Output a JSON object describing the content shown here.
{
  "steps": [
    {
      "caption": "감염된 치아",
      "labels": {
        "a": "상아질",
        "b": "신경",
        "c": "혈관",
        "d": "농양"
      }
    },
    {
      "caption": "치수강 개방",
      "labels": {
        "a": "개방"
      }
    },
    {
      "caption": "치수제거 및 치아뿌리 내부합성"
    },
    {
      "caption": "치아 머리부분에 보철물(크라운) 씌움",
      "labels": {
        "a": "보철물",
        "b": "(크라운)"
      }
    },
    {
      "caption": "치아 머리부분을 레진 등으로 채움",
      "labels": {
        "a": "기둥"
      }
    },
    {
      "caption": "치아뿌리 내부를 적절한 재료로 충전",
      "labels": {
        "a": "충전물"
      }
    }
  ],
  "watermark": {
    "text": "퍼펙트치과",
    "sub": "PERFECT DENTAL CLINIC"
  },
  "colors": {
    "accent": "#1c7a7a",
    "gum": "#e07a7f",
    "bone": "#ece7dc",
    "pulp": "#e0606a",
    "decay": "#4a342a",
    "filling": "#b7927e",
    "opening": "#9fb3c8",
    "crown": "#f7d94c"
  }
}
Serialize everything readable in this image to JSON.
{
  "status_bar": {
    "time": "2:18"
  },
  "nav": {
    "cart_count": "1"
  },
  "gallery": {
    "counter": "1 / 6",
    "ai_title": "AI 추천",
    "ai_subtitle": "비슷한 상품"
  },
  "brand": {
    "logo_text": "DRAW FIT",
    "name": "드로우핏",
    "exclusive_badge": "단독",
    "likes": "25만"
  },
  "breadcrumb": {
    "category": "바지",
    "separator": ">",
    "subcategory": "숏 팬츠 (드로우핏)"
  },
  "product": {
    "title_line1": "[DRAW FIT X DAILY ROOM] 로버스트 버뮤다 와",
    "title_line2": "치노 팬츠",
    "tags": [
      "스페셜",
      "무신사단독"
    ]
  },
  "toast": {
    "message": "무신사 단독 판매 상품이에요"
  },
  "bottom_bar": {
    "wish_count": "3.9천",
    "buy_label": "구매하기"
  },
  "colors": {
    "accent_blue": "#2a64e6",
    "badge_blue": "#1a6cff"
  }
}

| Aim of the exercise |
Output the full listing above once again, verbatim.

| Completed task |
Output a JSON object describing the content shown here.
{
  "steps": [
    {
      "caption": "감염된 치아",
      "labels": {
        "a": "상아질",
        "b": "신경",
        "c": "혈관",
        "d": "농양"
      }
    },
    {
      "caption": "치수강 개방",
      "labels": {
        "a": "개방"
      }
    },
    {
      "caption": "치수제거 및 치아뿌리 내부합성"
    },
    {
      "caption": "치아 머리부분에 보철물(크라운) 씌움",
      "labels": {
        "a": "보철물",
        "b": "(크라운)"
      }
    },
    {
      "caption": "치아 머리부분을 레진 등으로 채움",
      "labels": {
        "a": "기둥"
      }
    },
    {
      "caption": "치아뿌리 내부를 적절한 재료로 충전",
      "labels": {
        "a": "충전물"
      }
    }
  ],
  "watermark": {
    "text": "퍼펙트치과",
    "sub": "PERFECT DENTAL CLINIC"
  },
  "colors": {
    "accent": "#1c7a7a",
    "gum": "#e07a7f",
    "bone": "#ece7dc",
    "pulp": "#e0606a",
    "decay": "#4a342a",
    "filling": "#b7927e",
    "opening": "#9fb3c8",
    "crown": "#f7d94c"
  }
}
Serialize everything readable in this image to JSON.
{
  "status_bar": {
    "time": "2:18"
  },
  "nav": {
    "cart_count": "1"
  },
  "gallery": {
    "counter": "1 / 6",
    "ai_title": "AI 추천",
    "ai_subtitle": "비슷한 상품"
  },
  "brand": {
    "logo_text": "DRAW FIT",
    "name": "드로우핏",
    "exclusive_badge": "단독",
    "likes": "25만"
  },
  "breadcrumb": {
    "category": "바지",
    "separator": ">",
    "subcategory": "숏 팬츠 (드로우핏)"
  },
  "product": {
    "title_line1": "[DRAW FIT X DAILY ROOM] 로버스트 버뮤다 와",
    "title_line2": "치노 팬츠",
    "tags": [
      "스페셜",
      "무신사단독"
    ]
  },
  "toast": {
    "message": "무신사 단독 판매 상품이에요"
  },
  "bottom_bar": {
    "wish_count": "3.9천",
    "buy_label": "구매하기"
  },
  "colors": {
    "accent_blue": "#2a64e6",
    "badge_blue": "#1a6cff"
  }
}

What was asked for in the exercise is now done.